- [Instructions to follow]: Return, from the listing below, each line where the word "portrait" appears.

- [Data supplied]:

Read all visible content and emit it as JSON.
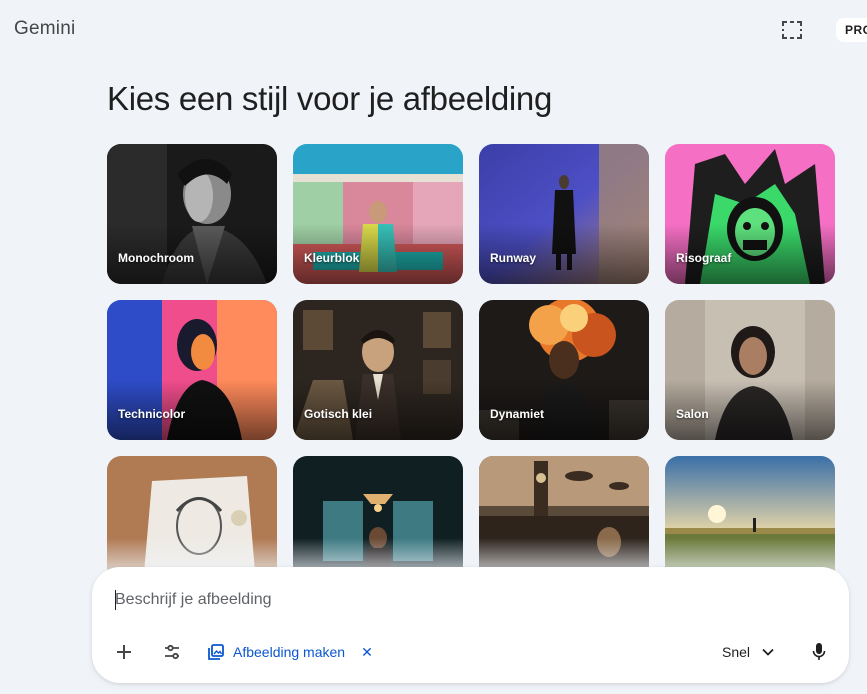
{
  "app": {
    "brand": "Gemini",
    "badge": "PRO"
  },
  "heading": "Kies een stijl voor je afbeelding",
  "styles": [
    {
      "label": "Monochroom",
      "icon": "portrait-bw"
    },
    {
      "label": "Kleurblok",
      "icon": "color-block-room"
    },
    {
      "label": "Runway",
      "icon": "runway-model"
    },
    {
      "label": "Risograaf",
      "icon": "risograph-punk"
    },
    {
      "label": "Technicolor",
      "icon": "technicolor-portrait"
    },
    {
      "label": "Gotisch klei",
      "icon": "gothic-clay"
    },
    {
      "label": "Dynamiet",
      "icon": "explosion"
    },
    {
      "label": "Salon",
      "icon": "salon-portrait"
    },
    {
      "label": "",
      "icon": "pencil-sketch"
    },
    {
      "label": "",
      "icon": "dark-interior"
    },
    {
      "label": "",
      "icon": "steampunk-city"
    },
    {
      "label": "",
      "icon": "sunset-field"
    }
  ],
  "composer": {
    "placeholder": "Beschrijf je afbeelding",
    "tool_chip": "Afbeelding maken",
    "mode": "Snel"
  },
  "colors": {
    "accent": "#0b57d0",
    "background": "#f0f4f9"
  }
}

- [Written solution]:
      "icon": "portrait-bw"
      "icon": "technicolor-portrait"
      "icon": "salon-portrait"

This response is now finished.